Return only those lines of the listing in which "Kanchanaburi" appears.

» **Excerpted records**
+++

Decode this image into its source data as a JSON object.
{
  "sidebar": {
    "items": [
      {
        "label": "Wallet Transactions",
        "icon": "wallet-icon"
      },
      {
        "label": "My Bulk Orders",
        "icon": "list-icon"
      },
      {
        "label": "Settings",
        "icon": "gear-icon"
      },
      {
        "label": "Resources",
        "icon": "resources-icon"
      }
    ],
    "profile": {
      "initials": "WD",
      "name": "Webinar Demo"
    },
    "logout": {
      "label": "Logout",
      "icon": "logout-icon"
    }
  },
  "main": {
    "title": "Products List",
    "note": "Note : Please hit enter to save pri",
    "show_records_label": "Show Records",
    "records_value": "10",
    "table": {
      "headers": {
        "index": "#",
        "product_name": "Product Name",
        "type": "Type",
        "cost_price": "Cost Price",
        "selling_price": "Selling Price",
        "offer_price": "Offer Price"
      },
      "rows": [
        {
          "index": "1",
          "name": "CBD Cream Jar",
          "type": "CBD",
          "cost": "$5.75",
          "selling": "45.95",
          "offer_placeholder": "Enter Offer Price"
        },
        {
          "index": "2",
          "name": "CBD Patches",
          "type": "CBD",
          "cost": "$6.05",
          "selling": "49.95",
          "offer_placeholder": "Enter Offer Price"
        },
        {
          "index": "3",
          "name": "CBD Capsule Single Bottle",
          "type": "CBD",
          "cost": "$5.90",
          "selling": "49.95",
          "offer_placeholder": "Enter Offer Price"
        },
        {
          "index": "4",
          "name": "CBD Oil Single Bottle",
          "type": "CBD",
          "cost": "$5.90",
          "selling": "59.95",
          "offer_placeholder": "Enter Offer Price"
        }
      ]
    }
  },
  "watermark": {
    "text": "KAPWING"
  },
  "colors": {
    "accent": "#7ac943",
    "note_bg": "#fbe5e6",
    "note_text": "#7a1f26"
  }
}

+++

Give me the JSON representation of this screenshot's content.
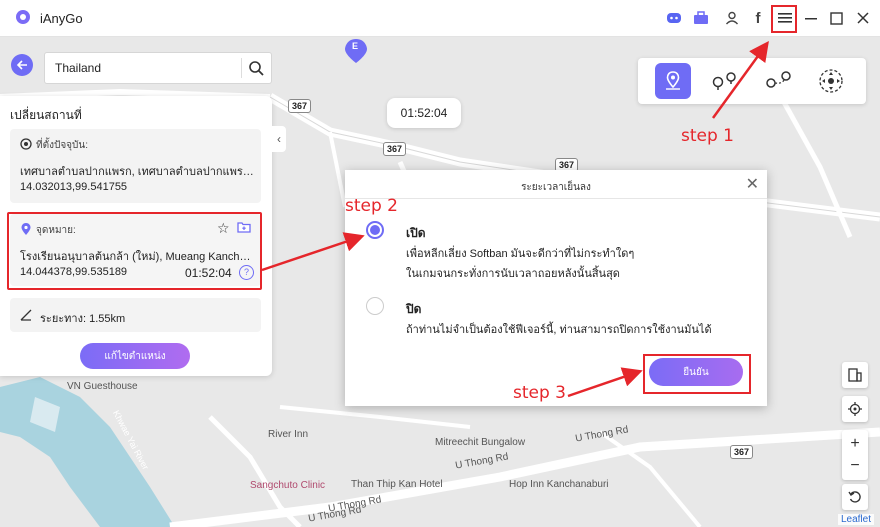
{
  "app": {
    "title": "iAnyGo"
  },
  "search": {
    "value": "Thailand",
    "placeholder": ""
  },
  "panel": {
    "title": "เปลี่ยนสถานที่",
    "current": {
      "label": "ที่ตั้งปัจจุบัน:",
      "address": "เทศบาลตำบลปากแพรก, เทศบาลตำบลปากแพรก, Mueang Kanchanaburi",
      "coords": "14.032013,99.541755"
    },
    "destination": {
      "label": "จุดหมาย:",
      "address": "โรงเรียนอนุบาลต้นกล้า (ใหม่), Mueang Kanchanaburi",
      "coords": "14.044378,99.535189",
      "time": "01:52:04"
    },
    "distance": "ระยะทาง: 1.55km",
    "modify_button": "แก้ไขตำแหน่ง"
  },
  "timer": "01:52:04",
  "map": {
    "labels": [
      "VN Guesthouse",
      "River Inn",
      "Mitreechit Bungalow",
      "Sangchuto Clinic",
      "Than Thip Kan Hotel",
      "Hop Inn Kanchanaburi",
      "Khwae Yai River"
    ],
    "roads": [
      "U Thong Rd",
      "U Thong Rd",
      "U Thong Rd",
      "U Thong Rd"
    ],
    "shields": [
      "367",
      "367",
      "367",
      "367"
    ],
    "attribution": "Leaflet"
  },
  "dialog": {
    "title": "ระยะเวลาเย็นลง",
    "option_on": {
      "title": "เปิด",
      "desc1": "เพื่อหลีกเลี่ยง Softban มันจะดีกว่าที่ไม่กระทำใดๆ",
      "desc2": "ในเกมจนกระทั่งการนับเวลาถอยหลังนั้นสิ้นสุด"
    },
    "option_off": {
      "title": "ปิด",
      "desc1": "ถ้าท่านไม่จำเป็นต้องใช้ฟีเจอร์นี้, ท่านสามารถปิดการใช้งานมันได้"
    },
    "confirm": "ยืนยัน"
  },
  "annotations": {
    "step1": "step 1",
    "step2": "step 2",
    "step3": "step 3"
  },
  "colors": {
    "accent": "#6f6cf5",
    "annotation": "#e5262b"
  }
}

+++

» **Response**
      "address": "เทศบาลตำบลปากแพรก, เทศบาลตำบลปากแพรก, Mueang Kanchanaburi",
      "address": "โรงเรียนอนุบาลต้นกล้า (ใหม่), Mueang Kanchanaburi",
      "Hop Inn Kanchanaburi",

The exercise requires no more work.